As a woman and a working mother, these things alone already make me stand out against your average Cinematographer. One would think my experience as a mother, and the fact that I’m “a little bit mature” would be taken into consideration, but that doesn’t seem to be the case.
“She’s a mother so she cannot fully commit to the project”. I have heard this too many times and I’m determined to break this stigma.
I feel the British film industry is rather anachronistic in some ways. Saying this, I’ve been extremely lucky too. I’ve met some wonderful people, including others like myself, working parents, who manage a business and are working as freelancers.
Any advice you would give to young women interested in a career in filmmaking?
Never give up. If you truly believe in your dream, just do it. Follow your instincts. Do not compare yourself to others. We all have different paths. Don’t look at your friend’s social media accounts think that they are “doing so much better than me”. Take inspiration from them. You have your own path and process – everyone is different. You learn from not working, too.
Who would be your dream interviewee?
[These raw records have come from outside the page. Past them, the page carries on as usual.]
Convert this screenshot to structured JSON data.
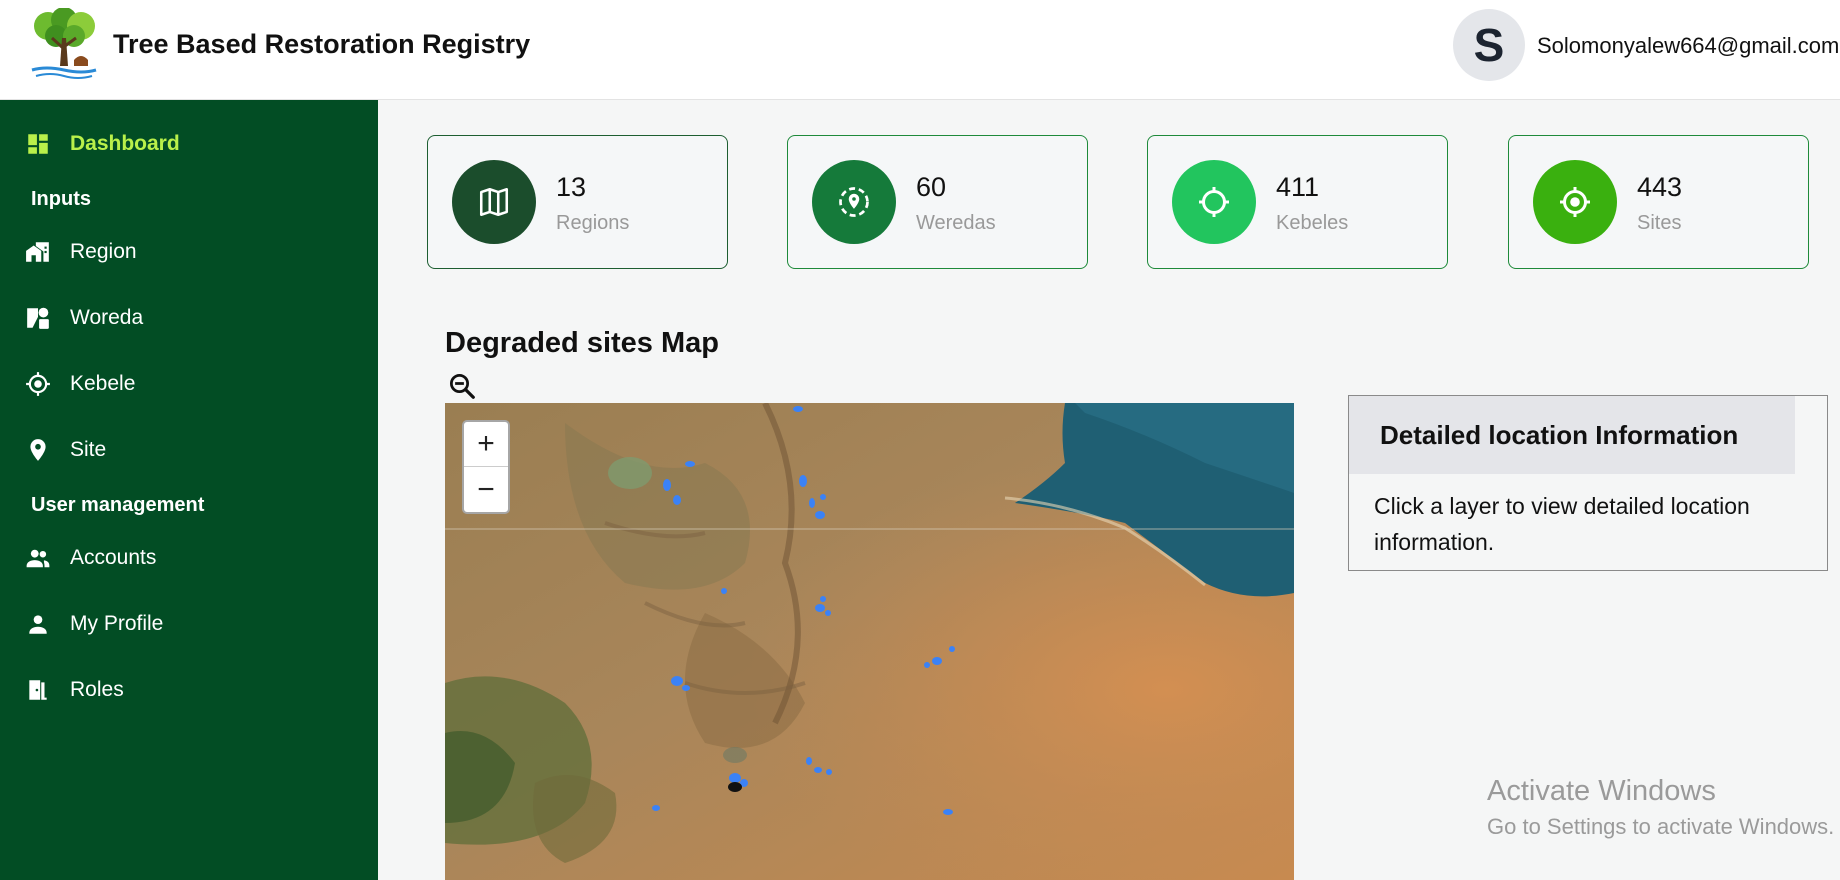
{
  "header": {
    "title": "Tree Based Restoration Registry",
    "avatar_letter": "S",
    "user_email": "Solomonyalew664@gmail.com"
  },
  "sidebar": {
    "dashboard": "Dashboard",
    "inputs_section": "Inputs",
    "region": "Region",
    "woreda": "Woreda",
    "kebele": "Kebele",
    "site": "Site",
    "user_section": "User management",
    "accounts": "Accounts",
    "my_profile": "My Profile",
    "roles": "Roles"
  },
  "stats": [
    {
      "value": "13",
      "label": "Regions",
      "color": "#1b4d2c",
      "icon": "map-icon"
    },
    {
      "value": "60",
      "label": "Weredas",
      "color": "#157a3a",
      "icon": "location-target-icon"
    },
    {
      "value": "411",
      "label": "Kebeles",
      "color": "#22c55e",
      "icon": "crosshair-icon"
    },
    {
      "value": "443",
      "label": "Sites",
      "color": "#3ab00f",
      "icon": "gps-fixed-icon"
    }
  ],
  "map": {
    "title": "Degraded sites Map",
    "zoom_in": "+",
    "zoom_out": "−"
  },
  "info_panel": {
    "title": "Detailed location Information",
    "body": "Click a layer to view detailed location information."
  },
  "watermark": {
    "title": "Activate Windows",
    "subtitle": "Go to Settings to activate Windows."
  },
  "colors": {
    "sidebar_bg": "#024d24",
    "active_nav": "#b9f04a"
  }
}
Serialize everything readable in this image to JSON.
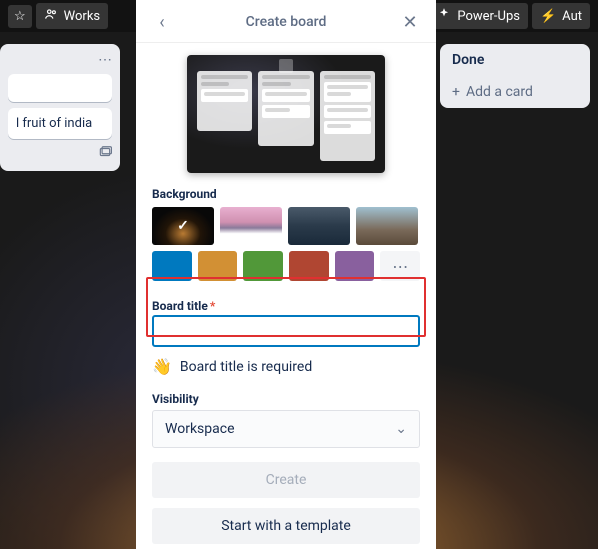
{
  "topbar": {
    "workspace_label": "Works",
    "powerups_label": "Power-Ups",
    "automation_label": "Aut"
  },
  "left_list": {
    "item_text": "l fruit of india"
  },
  "done_column": {
    "title": "Done",
    "add_card_label": "Add a card"
  },
  "modal": {
    "title": "Create board",
    "background_label": "Background",
    "colors": {
      "blue": "#0079bf",
      "orange": "#d29034",
      "green": "#519839",
      "red": "#b04632",
      "purple": "#89609e"
    },
    "board_title_label": "Board title",
    "board_title_value": "",
    "board_title_hint": "Board title is required",
    "visibility_label": "Visibility",
    "visibility_value": "Workspace",
    "create_button": "Create",
    "template_button": "Start with a template"
  }
}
Difficult one. Too many to choose from. My female crush is Meryl Streep. She’s an amazing actress, always consistent and true to herself, never allowing success or fame to distort that. We could all definitely learn from her.
Within the UK, I’d love to interview Tilda Swinton. She’s a real inspiration for me; a mother, an actress, an artist who has also founded a school. She works in both independent and blockbuster projects. My first questions would be about one of her latest films, ‘Suspiria’.
Finally, Jeremy Irons. What an actor. Such dedicated and passionate performances every time. He’s worked alongside some strong female actors and I’d love to have his opinion on this industry nowadays.